Pingel-Scott-Headshot_01-1024x723 Mainly Mozart San Diego Classical Music Festival & Concerts

Scott Pingel, bass

Scott Pingel began playing the double-bass at age 17 because of a strong interest in jazz,
Latin, and classical music. In 2004, at age 29, he became the principal bass of the San
Francisco Symphony and was named by the San Francisco Chronicle as one of the “most
prominent additions to the ensemble.” Previously, he served as principal bass of the
Charleston Symphony Orchestra, and performed as a guest with the Metropolitan Opera
and as principal with the National Arts Center Orchestra in Canada. His solo
performances with ensembles such as the San Francisco Symphony, the San Francisco
Academy Orchestra, and the Charleston Symphony Orchestra, as well as his solo recitals

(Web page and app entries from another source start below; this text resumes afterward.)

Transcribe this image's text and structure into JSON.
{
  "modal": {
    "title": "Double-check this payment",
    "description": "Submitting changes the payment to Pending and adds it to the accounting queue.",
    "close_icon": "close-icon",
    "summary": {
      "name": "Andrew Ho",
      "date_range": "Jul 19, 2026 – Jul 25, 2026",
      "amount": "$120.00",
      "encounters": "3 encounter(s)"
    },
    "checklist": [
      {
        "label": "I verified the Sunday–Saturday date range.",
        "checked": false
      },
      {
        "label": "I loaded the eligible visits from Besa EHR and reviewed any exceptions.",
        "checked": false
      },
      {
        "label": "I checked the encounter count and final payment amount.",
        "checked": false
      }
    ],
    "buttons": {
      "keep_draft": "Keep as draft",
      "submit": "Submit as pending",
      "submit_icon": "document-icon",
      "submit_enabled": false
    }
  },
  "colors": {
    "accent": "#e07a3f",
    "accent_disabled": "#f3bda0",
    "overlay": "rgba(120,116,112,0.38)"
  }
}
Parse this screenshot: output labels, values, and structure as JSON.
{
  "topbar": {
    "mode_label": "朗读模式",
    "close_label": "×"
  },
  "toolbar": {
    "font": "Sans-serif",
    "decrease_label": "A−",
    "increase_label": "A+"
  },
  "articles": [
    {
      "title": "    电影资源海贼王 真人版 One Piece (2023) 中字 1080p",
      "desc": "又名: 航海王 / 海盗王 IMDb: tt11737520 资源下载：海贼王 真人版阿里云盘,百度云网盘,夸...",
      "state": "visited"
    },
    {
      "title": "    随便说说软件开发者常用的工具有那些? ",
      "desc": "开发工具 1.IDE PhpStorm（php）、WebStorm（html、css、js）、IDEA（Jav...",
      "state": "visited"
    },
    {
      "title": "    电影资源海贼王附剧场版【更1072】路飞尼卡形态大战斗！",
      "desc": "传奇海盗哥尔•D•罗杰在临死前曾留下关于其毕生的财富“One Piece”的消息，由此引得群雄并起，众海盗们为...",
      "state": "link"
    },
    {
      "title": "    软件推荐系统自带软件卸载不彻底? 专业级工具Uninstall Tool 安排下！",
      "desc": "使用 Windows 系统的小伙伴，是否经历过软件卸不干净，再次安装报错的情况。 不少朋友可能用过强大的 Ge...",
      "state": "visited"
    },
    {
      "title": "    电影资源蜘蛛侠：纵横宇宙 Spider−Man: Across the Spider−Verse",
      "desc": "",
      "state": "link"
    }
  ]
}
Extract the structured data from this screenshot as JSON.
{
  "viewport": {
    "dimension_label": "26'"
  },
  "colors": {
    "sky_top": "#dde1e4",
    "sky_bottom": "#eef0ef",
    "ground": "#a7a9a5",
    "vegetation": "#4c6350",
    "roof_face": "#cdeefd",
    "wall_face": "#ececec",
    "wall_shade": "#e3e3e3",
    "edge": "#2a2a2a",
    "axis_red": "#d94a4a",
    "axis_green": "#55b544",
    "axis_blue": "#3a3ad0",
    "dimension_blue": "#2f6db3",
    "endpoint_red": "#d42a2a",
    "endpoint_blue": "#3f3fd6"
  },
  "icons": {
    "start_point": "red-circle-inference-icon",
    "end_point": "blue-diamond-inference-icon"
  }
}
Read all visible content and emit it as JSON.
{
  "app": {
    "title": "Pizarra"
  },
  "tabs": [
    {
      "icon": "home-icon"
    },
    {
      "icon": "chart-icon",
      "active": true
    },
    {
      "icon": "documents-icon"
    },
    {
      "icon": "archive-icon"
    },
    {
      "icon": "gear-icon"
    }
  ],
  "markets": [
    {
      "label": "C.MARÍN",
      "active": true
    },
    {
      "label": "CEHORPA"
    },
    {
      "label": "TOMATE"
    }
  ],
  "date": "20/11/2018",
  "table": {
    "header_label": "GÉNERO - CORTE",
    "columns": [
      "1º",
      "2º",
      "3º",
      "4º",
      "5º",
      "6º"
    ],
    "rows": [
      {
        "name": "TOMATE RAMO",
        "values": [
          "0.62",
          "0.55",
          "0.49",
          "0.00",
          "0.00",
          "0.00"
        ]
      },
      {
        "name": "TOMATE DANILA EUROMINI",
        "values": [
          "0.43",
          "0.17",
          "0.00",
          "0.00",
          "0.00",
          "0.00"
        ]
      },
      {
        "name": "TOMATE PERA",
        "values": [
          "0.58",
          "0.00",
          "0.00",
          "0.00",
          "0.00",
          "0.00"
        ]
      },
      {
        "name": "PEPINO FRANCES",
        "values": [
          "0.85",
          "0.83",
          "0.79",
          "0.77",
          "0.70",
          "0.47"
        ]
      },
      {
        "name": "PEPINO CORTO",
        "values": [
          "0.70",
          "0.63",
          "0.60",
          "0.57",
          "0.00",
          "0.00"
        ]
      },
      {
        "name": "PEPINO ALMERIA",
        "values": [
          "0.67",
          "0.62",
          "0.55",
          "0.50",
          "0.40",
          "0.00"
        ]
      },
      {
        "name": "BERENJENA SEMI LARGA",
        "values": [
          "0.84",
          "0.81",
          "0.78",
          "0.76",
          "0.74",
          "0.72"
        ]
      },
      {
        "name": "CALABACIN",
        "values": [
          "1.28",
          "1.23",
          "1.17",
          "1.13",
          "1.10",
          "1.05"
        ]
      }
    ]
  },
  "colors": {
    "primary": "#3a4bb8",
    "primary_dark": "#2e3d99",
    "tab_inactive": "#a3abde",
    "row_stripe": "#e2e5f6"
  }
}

featuring his own arrangements and compositions, have received high critical acclaim. As
a chamber musician, he has collaborated with luminaries including Yo-Yo Ma, members
of the Emerson, Miro, Pacifica, St. Lawrence, Danish, and Takacs Quartets, and has
toured throughout the US with the Chamber Music Society of Lincoln Center. He
frequently performs at the [email protected] and Music in the Vineyards festivals, and can
be heard on television and radio programs including NPR’s “Performance Today”.
Formerly active as a jazz musician and electric bassist, he worked with greats including
Michael Brecker, Geoff Keezer, and James Williams, and performed in venues from
Birdland in New York to Fasching in Stockholm.
A committed educator, Mr. Pingel has taught master classes at numerous institutions
throughout North America, Asia, and Europe. He served as a tenured Associate
Professor of Music at the University of Michigan, and is currently a member of the
faculty at the San Francisco Conservatory of Music.
Mr. Pingel’s primary instructors were James Clute, Peter Lloyd, and Timothy Cobb. He
earned a BM degree from the University of Wisconsin-Eau Claire, a MM degree from the
Manhattan School of Music, and spent two years as a fellow at the New World